    Proceedings of the National Academy of Sciences 05/2014; 111(24). DOI:10.1073/pnas.1406575111 · 9.81 Impact Factor

Publication Stats

15k Citations
2,078.65 Total Impact Points

Institutions

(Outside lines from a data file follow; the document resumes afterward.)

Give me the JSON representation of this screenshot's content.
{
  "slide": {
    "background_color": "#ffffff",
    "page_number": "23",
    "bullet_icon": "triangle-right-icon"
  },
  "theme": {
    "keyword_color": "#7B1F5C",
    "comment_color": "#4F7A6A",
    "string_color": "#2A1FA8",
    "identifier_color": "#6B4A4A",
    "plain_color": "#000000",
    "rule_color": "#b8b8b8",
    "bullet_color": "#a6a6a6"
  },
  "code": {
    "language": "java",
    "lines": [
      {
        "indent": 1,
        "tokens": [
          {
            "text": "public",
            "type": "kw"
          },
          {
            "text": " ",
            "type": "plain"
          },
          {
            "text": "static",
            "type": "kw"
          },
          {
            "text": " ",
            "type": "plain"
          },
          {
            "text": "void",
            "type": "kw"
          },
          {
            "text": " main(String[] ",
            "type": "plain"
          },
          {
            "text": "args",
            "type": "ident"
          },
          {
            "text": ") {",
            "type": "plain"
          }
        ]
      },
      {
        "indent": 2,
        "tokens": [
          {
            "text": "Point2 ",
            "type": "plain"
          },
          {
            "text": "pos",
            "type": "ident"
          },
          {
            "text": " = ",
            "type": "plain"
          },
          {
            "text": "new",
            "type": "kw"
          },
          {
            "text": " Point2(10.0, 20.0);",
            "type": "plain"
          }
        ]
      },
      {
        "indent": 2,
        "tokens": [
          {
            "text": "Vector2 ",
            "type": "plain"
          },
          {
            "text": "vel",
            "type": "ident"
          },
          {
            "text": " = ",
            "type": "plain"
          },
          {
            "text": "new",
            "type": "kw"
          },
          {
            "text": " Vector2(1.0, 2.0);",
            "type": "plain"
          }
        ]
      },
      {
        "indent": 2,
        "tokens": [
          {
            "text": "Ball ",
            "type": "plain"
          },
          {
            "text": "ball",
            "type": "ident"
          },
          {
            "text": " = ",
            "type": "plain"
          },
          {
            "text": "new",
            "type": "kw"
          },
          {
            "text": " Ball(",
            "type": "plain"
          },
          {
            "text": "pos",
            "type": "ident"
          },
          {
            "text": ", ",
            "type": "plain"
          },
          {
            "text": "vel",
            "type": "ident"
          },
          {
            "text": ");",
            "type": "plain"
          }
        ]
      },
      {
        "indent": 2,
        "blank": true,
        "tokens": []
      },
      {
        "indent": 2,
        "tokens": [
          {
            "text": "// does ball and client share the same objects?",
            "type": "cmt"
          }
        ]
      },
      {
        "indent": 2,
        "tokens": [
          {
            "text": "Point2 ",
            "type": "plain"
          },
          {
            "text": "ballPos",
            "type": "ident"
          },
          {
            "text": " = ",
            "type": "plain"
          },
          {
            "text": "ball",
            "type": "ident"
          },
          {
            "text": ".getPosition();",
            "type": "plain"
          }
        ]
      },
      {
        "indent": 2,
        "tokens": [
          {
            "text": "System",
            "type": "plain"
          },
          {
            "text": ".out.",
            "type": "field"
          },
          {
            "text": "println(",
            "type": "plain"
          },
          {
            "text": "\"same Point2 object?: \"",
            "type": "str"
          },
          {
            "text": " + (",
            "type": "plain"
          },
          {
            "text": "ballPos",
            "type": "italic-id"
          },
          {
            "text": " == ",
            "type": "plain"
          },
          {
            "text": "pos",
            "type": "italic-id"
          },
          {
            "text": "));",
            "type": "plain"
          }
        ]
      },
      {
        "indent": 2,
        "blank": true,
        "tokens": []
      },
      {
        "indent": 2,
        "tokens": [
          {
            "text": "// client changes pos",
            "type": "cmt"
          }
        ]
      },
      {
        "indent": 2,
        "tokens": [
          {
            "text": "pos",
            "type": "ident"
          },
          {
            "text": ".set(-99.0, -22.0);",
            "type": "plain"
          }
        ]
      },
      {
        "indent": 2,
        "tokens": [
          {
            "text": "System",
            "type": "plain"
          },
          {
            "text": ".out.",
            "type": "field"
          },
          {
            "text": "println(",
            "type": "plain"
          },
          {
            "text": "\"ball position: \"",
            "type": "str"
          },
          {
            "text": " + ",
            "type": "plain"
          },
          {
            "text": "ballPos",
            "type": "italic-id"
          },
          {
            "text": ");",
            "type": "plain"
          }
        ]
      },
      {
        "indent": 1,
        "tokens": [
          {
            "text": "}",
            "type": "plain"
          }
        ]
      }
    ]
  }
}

  • 2011–2015
    • National Human Genome Research Institute
      베서스다, Maryland, United States
  • 1991–2013
    • National Institutes of Health
      베서스다, Maryland, United States
  • 1988–2012
    • National Institute of Arthritis and Musculoskeletal and Skin Diseases
      Maryland, United States
  • 1995–2010
    • National Eye Institute
      Maryland, United States
  • 2008
    • The Feinstein Institute for Medical Research
      • Robert S. Boas Center for Genomics and Human Genetics comprises
      New York City, New York, United States
    • University of Rochester
      Rochester, New York, United States
  • 2007
    • University of California, Davis
      Davis, California, United States
    • Harvard University
      Cambridge, Massachusetts, United States
  • 2006
    • Utrecht University
      Utrecht, Utrecht, Netherlands
  • 2003
    • Duke University
      Durham, North Carolina, United States
  • 2002
    • Shaare Zedek Medical Center
      Yerushalayim, Jerusalem, Israel
  • 2000
    • Sheba Medical Center
      • Department of Pathology
      Gan, Tel Aviv, Israel
  • 1996
    • Cedars-Sinai Medical Center
      Los Ángeles, California, United States